'''

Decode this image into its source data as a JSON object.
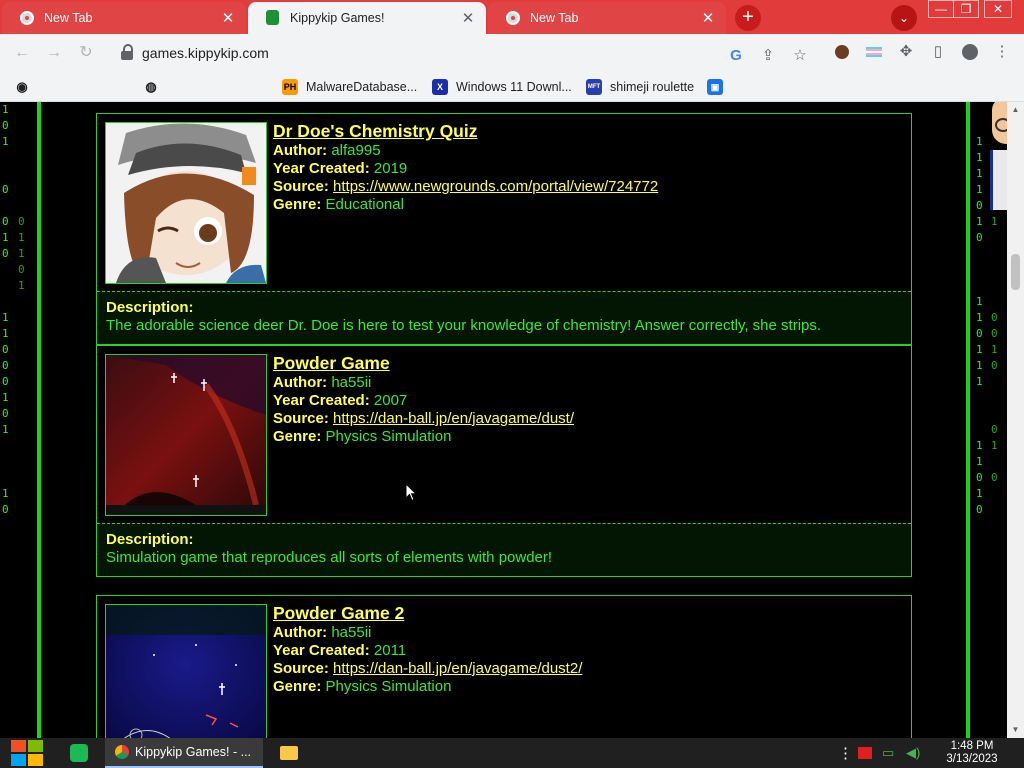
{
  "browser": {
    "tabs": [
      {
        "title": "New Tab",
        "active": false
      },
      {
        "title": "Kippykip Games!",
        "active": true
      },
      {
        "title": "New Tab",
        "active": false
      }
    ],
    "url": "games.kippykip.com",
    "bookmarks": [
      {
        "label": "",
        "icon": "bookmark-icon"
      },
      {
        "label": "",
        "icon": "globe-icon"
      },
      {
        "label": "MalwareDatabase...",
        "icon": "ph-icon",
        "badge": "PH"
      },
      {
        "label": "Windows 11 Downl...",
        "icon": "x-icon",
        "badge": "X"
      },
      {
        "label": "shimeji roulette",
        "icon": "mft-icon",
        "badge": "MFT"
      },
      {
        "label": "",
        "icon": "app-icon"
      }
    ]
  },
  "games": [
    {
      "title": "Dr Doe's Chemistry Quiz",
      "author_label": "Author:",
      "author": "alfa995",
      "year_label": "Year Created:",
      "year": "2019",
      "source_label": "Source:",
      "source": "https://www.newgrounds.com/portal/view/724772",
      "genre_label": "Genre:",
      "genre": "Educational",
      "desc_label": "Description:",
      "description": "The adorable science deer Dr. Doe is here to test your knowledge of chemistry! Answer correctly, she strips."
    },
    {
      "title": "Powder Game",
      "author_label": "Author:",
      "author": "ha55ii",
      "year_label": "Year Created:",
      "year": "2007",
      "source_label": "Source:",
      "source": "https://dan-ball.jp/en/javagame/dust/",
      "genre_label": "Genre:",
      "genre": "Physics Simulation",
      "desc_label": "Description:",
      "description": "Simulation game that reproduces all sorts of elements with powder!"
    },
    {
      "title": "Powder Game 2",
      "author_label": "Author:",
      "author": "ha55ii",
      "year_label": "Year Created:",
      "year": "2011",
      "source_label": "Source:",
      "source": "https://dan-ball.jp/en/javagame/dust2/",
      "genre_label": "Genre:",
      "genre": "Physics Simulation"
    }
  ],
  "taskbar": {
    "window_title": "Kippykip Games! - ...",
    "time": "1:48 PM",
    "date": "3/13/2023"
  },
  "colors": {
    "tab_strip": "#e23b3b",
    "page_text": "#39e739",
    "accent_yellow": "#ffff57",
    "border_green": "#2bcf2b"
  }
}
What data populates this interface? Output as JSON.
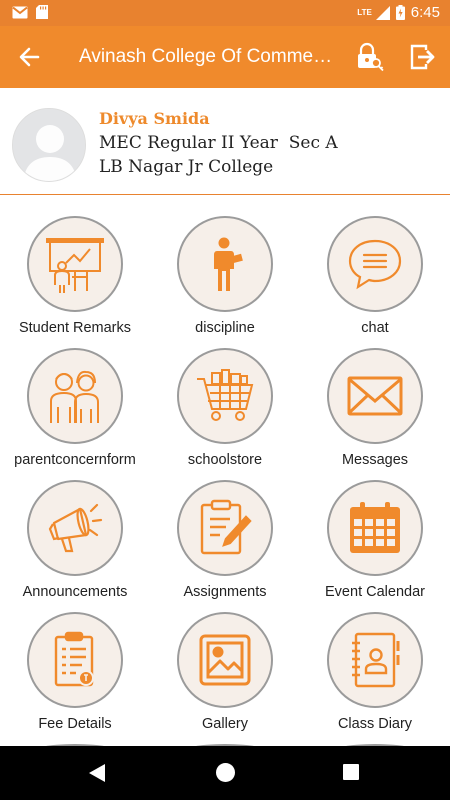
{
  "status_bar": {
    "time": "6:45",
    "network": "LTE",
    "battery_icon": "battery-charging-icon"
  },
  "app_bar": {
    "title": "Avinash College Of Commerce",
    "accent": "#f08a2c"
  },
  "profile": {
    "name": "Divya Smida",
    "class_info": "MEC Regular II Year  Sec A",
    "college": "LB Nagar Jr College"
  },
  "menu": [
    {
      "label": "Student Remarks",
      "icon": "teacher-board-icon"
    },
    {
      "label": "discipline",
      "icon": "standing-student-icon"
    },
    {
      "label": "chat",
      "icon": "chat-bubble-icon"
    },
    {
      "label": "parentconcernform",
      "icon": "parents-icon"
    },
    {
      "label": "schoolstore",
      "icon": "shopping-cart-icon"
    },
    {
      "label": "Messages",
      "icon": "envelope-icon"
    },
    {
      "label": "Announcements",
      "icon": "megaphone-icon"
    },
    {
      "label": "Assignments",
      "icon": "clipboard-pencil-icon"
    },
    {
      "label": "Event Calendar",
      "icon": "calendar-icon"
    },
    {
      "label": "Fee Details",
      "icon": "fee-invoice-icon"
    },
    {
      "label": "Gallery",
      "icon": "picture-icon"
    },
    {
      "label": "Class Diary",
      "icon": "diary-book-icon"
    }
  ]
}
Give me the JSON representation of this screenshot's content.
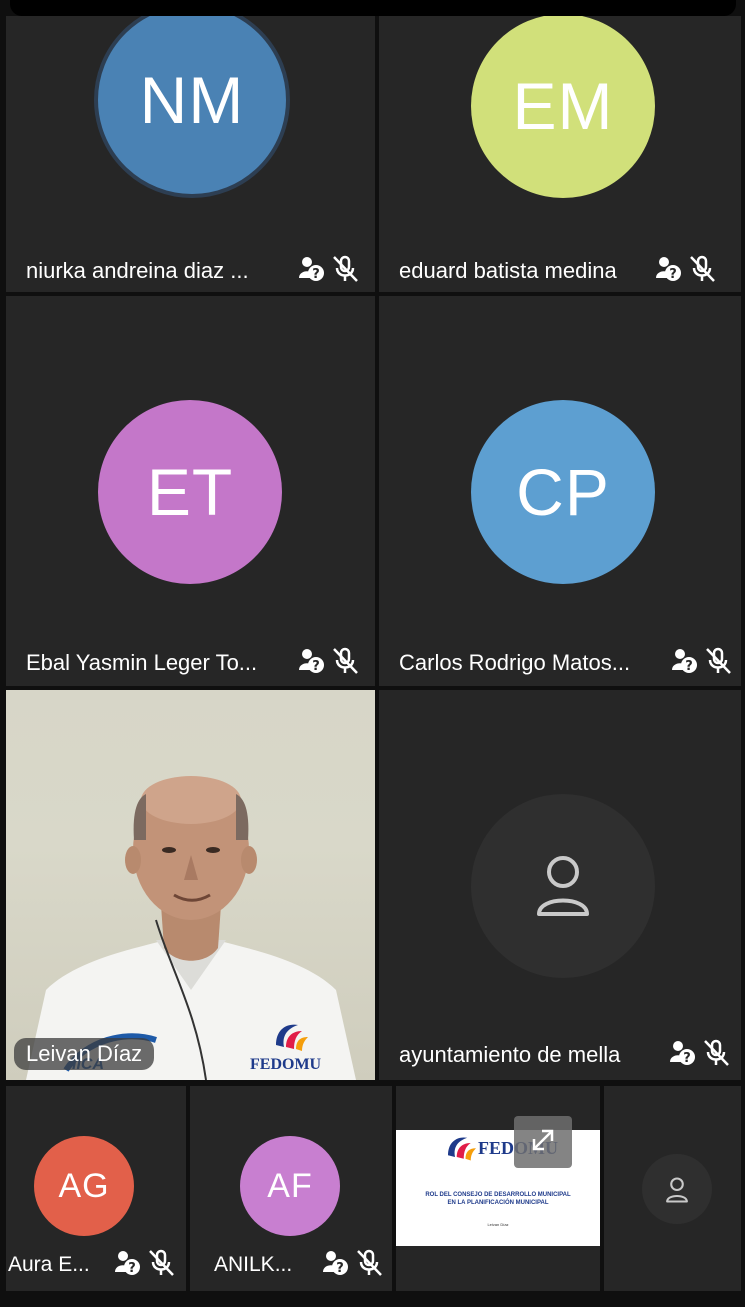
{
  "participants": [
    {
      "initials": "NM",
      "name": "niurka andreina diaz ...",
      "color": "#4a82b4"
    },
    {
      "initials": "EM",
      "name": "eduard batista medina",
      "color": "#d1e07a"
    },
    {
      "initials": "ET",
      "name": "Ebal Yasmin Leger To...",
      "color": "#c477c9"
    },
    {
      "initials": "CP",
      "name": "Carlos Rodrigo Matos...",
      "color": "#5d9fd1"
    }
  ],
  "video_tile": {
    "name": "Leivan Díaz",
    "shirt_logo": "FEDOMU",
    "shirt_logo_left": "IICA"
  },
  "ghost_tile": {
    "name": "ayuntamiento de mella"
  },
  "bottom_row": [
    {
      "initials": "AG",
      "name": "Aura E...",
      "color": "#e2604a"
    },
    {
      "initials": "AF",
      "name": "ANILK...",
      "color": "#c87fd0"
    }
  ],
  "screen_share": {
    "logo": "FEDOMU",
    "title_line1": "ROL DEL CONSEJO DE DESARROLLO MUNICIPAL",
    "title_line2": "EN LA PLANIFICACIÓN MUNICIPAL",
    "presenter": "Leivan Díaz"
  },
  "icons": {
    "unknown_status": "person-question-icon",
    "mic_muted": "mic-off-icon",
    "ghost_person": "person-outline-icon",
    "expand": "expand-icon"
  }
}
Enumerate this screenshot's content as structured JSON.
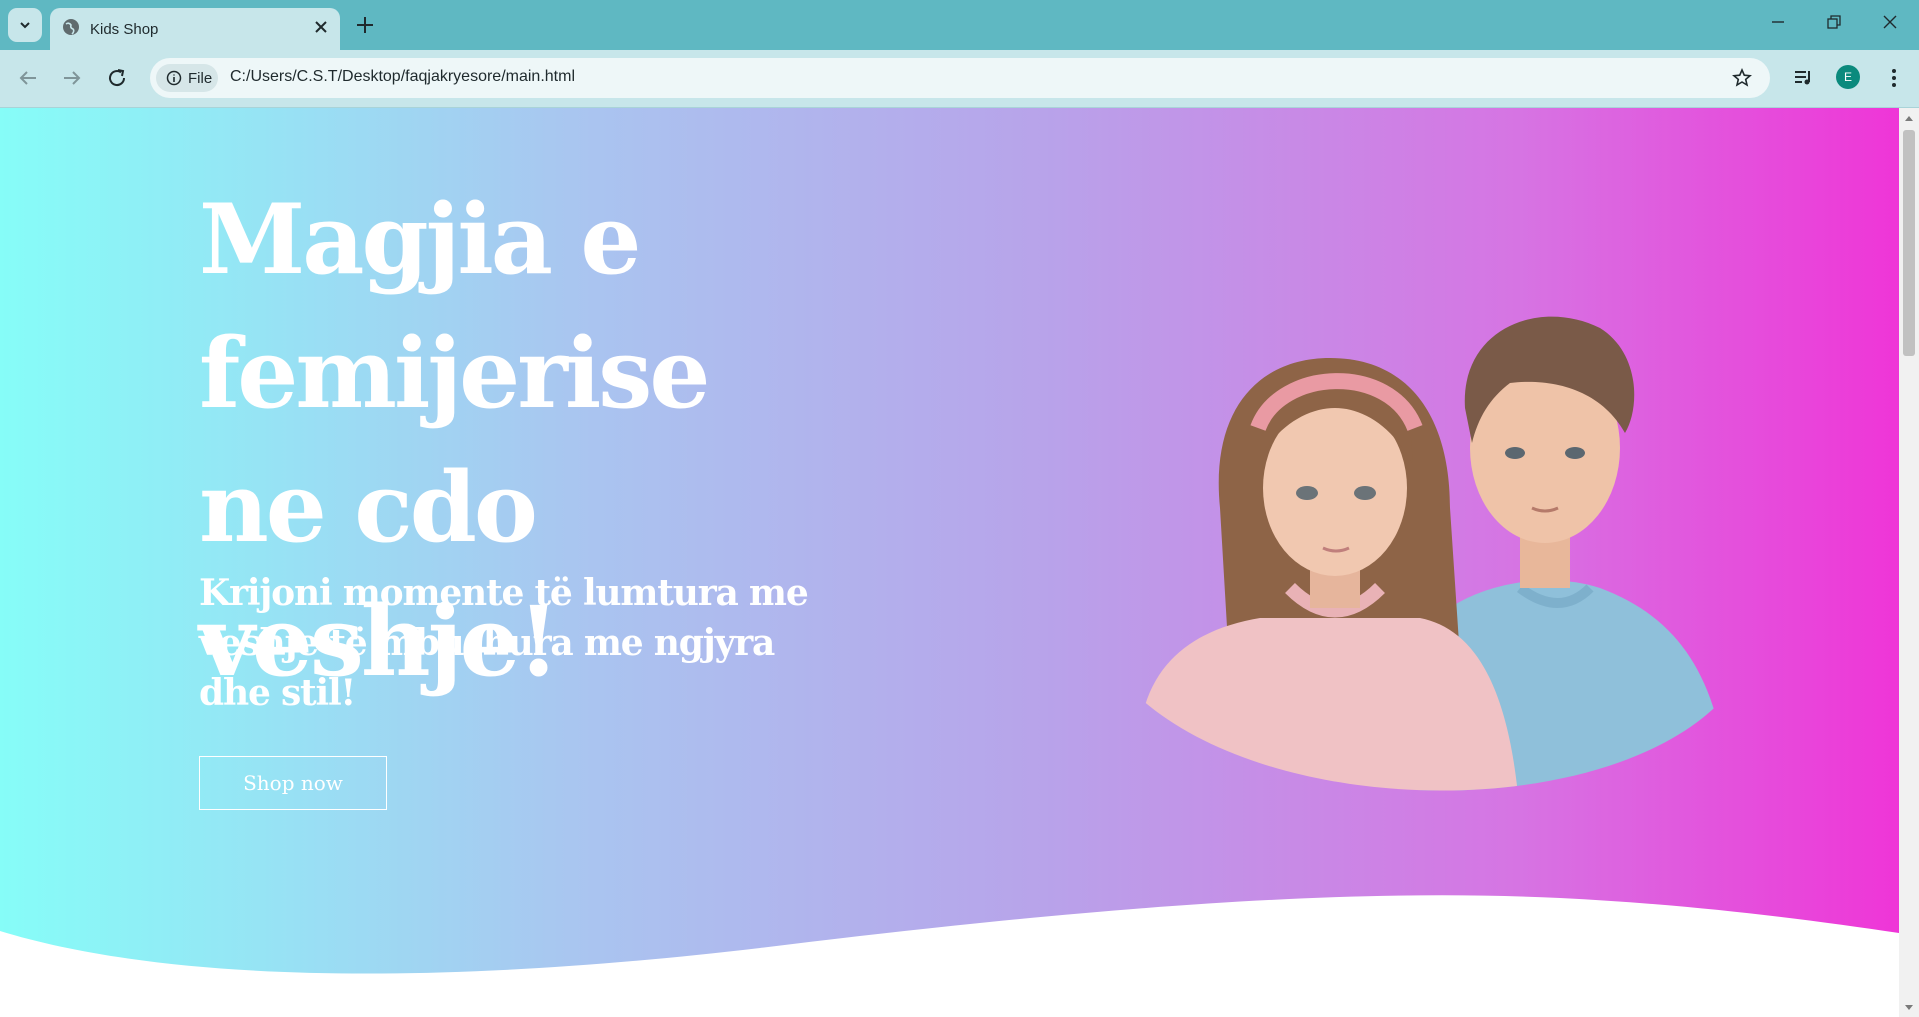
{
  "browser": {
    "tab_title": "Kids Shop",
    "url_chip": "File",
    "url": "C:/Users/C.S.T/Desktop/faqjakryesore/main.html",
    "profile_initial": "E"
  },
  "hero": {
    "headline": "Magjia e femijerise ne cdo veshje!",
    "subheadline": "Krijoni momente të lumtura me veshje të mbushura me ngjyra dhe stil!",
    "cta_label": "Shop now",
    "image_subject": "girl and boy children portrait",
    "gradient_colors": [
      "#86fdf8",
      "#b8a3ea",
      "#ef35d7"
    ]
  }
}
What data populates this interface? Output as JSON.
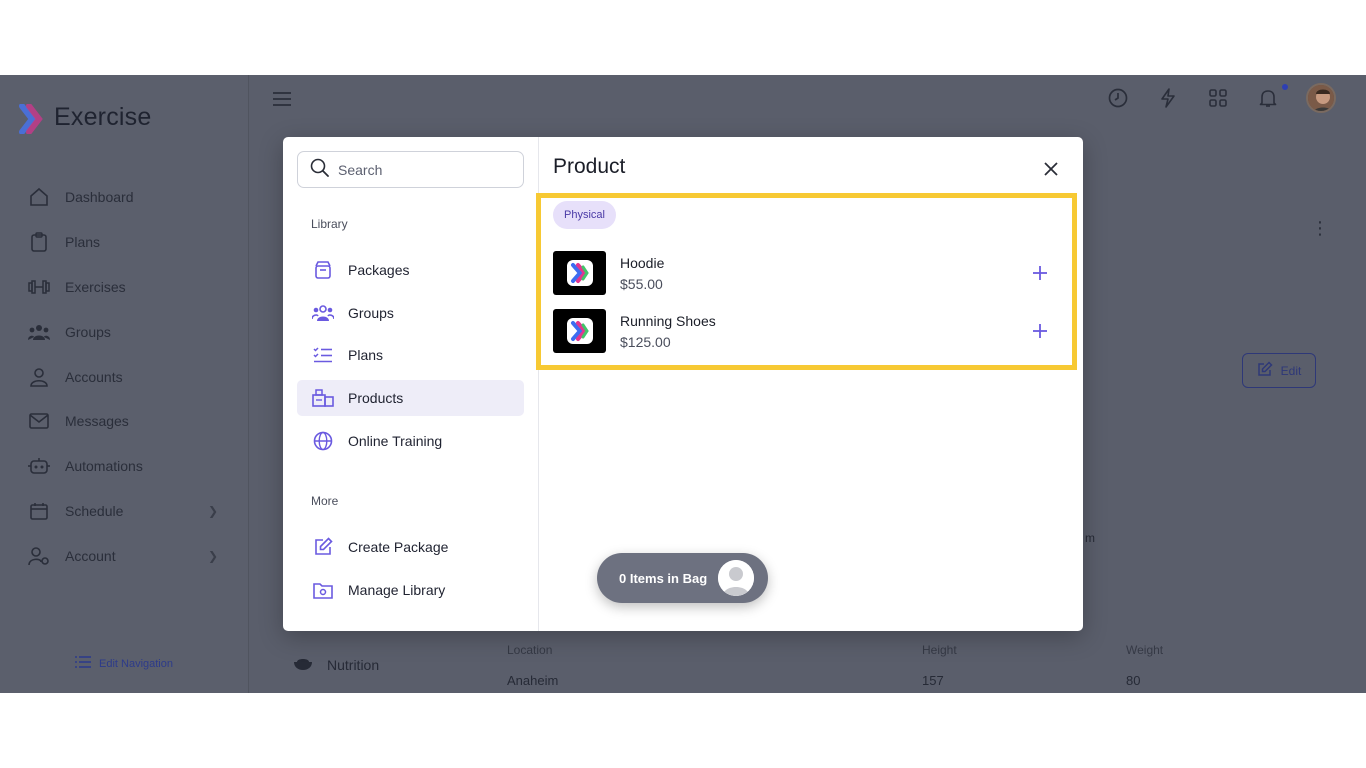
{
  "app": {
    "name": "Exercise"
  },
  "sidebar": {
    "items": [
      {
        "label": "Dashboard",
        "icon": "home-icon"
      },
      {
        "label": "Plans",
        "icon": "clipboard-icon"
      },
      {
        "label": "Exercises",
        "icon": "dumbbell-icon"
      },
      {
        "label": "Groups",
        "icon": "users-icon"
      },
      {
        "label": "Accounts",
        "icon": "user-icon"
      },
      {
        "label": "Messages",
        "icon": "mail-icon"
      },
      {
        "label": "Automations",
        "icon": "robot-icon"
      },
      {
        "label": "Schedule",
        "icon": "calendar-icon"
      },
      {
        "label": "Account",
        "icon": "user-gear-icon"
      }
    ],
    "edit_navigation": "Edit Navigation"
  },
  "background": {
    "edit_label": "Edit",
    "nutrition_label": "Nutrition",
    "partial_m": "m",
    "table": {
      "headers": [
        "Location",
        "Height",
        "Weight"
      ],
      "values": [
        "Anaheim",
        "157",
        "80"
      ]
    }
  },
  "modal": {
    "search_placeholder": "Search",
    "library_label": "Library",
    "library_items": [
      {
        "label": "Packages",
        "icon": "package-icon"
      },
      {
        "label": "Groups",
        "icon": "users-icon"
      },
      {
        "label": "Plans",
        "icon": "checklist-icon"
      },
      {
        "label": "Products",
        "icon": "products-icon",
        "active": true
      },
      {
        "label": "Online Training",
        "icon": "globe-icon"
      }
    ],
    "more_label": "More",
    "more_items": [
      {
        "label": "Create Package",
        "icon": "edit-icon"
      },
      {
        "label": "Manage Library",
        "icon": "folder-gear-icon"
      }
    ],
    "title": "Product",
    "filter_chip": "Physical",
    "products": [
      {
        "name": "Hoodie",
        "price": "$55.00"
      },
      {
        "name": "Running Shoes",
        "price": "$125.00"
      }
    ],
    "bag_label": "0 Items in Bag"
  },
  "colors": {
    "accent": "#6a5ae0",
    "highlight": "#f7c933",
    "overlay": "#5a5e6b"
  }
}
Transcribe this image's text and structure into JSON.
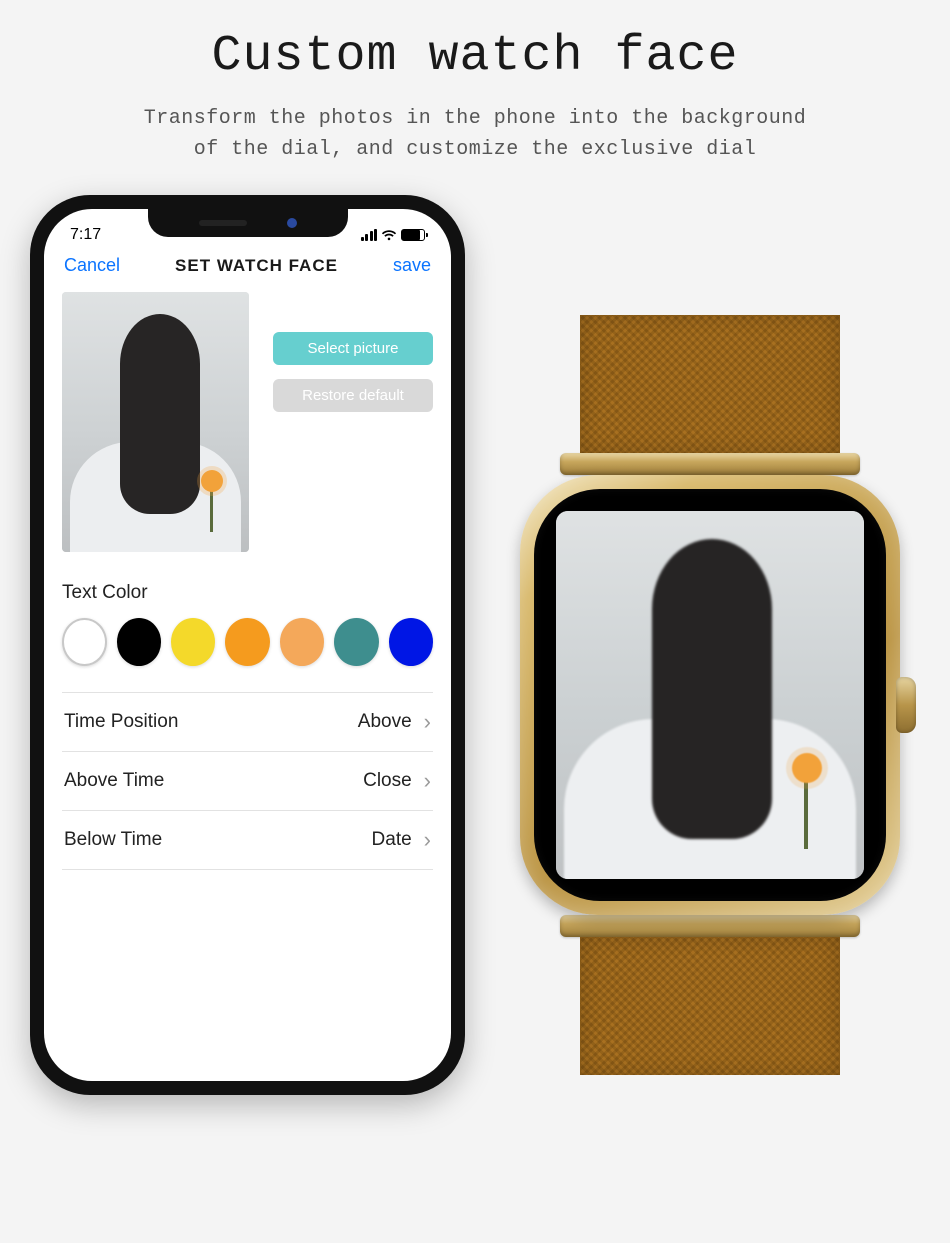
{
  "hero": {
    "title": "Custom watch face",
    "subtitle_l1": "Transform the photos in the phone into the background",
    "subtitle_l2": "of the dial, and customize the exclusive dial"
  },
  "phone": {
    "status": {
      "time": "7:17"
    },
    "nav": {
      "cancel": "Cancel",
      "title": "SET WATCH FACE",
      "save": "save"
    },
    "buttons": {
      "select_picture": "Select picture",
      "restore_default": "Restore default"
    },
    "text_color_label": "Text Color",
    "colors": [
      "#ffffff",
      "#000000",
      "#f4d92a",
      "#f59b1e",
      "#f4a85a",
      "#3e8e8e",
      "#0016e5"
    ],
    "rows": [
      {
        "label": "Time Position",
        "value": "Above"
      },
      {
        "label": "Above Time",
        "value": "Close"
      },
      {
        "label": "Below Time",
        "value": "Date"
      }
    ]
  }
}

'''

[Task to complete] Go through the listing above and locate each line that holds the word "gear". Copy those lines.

[Output below]
        "icon": "user-gear-icon"
        "icon": "folder-gear-icon"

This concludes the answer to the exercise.